Would you reproduce the data below exactly, please, leaving out its images?
----
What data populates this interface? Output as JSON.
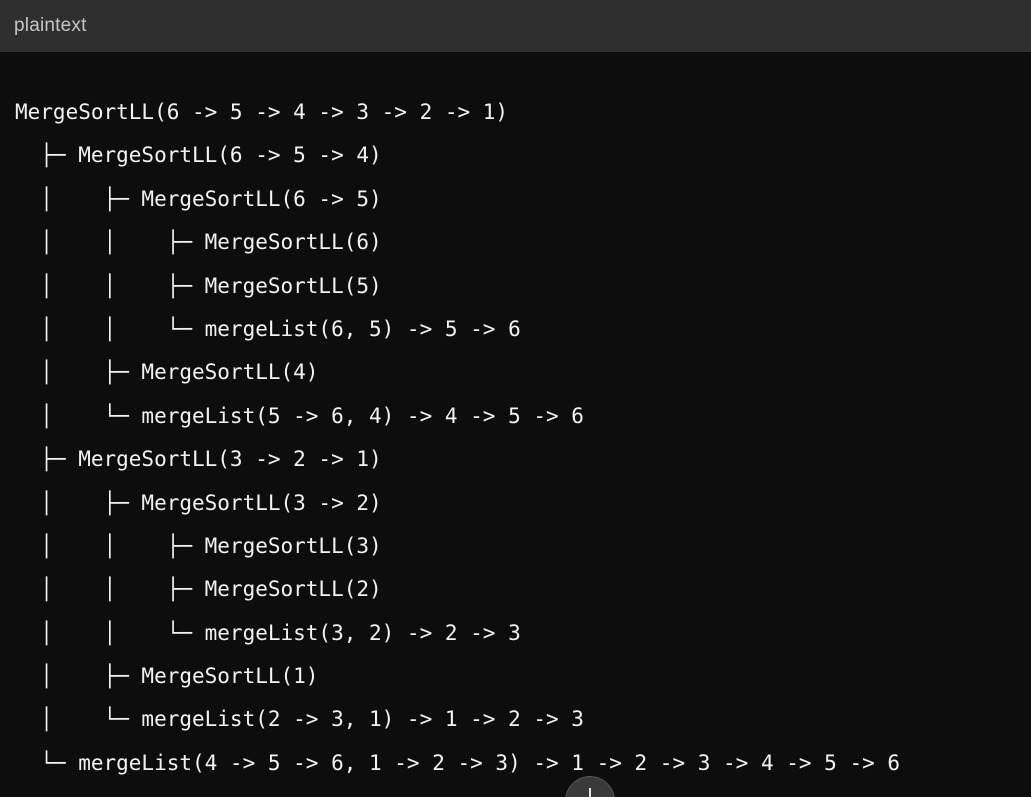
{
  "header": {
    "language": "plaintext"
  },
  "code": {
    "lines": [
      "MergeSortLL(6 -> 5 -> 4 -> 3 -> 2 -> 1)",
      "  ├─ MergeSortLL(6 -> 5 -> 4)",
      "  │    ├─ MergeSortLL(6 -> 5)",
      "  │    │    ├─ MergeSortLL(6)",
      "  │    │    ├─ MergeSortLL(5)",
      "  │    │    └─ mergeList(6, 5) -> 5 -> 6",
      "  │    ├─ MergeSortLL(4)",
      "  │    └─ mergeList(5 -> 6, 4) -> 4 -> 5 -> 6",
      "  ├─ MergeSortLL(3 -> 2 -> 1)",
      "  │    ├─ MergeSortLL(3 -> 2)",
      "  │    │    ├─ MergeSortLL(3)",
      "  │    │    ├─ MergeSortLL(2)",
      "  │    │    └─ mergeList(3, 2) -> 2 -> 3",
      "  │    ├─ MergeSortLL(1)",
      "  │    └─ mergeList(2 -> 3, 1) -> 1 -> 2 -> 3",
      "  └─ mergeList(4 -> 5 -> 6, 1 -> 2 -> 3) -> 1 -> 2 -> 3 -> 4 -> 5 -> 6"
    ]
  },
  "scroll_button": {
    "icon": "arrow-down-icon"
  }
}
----
◆ **Your solution**
What data populates this interface? Output as JSON.
{
  "header": {
    "language": "plaintext"
  },
  "code": {
    "lines": [
      "MergeSortLL(6 -> 5 -> 4 -> 3 -> 2 -> 1)",
      "  ├─ MergeSortLL(6 -> 5 -> 4)",
      "  │    ├─ MergeSortLL(6 -> 5)",
      "  │    │    ├─ MergeSortLL(6)",
      "  │    │    ├─ MergeSortLL(5)",
      "  │    │    └─ mergeList(6, 5) -> 5 -> 6",
      "  │    ├─ MergeSortLL(4)",
      "  │    └─ mergeList(5 -> 6, 4) -> 4 -> 5 -> 6",
      "  ├─ MergeSortLL(3 -> 2 -> 1)",
      "  │    ├─ MergeSortLL(3 -> 2)",
      "  │    │    ├─ MergeSortLL(3)",
      "  │    │    ├─ MergeSortLL(2)",
      "  │    │    └─ mergeList(3, 2) -> 2 -> 3",
      "  │    ├─ MergeSortLL(1)",
      "  │    └─ mergeList(2 -> 3, 1) -> 1 -> 2 -> 3",
      "  └─ mergeList(4 -> 5 -> 6, 1 -> 2 -> 3) -> 1 -> 2 -> 3 -> 4 -> 5 -> 6"
    ]
  },
  "scroll_button": {
    "icon": "arrow-down-icon"
  }
}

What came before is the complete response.